**BRIEF**
Lines where the string "JSON" appears are to be copied from the entries below.

**Entries from a dataset of interfaces**
-*-*-

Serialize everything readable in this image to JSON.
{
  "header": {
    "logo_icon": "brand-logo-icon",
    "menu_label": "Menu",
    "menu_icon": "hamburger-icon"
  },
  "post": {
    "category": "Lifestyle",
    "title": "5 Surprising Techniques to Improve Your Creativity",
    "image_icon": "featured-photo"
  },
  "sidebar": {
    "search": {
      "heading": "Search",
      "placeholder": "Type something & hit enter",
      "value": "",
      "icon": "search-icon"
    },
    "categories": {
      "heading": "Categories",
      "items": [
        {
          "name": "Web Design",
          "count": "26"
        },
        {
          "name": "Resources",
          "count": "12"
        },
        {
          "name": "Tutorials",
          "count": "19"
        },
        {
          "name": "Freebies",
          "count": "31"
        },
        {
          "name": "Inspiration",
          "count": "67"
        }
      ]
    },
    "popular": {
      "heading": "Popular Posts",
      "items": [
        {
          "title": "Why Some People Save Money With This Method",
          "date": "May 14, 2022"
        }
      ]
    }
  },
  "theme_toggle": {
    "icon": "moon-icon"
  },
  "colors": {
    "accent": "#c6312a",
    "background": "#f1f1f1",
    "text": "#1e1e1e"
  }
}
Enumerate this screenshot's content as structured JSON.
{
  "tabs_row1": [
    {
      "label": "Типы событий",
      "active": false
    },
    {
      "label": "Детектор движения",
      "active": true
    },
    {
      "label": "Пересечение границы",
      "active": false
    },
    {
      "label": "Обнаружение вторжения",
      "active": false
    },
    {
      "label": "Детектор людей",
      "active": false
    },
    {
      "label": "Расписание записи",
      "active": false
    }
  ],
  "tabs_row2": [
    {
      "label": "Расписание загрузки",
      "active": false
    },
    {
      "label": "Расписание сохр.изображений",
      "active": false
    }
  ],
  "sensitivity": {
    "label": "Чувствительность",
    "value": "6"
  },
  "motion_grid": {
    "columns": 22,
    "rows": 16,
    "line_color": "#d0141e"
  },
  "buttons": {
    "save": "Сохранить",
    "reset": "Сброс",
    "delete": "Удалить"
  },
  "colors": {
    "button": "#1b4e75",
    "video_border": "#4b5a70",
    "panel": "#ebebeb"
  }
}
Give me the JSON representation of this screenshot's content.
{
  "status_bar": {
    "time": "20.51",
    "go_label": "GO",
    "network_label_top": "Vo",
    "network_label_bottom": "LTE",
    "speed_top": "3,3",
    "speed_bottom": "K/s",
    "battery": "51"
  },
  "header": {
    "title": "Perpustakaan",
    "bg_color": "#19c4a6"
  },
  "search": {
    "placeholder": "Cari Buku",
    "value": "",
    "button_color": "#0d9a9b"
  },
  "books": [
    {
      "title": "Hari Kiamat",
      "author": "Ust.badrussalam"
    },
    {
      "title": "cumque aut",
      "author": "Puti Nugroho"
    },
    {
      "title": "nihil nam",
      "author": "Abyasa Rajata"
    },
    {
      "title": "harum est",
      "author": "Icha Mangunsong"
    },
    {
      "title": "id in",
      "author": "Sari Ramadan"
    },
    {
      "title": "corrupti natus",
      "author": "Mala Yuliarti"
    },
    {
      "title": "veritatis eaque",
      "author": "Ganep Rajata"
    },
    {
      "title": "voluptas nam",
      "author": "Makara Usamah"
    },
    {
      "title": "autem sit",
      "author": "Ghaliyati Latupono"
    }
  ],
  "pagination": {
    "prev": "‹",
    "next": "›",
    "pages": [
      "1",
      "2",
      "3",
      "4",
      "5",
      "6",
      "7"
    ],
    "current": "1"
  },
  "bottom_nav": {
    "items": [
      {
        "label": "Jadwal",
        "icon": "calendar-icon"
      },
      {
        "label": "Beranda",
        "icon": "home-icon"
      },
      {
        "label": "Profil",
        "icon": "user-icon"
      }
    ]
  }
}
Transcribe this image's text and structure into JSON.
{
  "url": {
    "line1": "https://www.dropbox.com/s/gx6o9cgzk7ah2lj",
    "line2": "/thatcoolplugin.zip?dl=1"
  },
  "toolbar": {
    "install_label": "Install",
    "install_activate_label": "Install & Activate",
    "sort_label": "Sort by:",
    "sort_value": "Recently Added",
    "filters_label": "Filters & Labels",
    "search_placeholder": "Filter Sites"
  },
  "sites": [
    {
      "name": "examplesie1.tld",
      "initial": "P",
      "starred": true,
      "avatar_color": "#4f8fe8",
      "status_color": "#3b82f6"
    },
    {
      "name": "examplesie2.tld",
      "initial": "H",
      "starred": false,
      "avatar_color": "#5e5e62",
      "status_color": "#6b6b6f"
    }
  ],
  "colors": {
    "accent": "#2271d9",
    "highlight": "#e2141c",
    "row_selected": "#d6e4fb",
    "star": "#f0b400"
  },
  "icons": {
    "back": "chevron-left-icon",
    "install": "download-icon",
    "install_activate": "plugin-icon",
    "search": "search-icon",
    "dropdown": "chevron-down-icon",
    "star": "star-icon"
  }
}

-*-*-

**EXERCISE OUTPUT**
Serialize everything readable in this image to JSON.
Enumerate this screenshot's content as structured JSON.
Give me the JSON representation of this screenshot's content.
Transcribe this image's text and structure into JSON.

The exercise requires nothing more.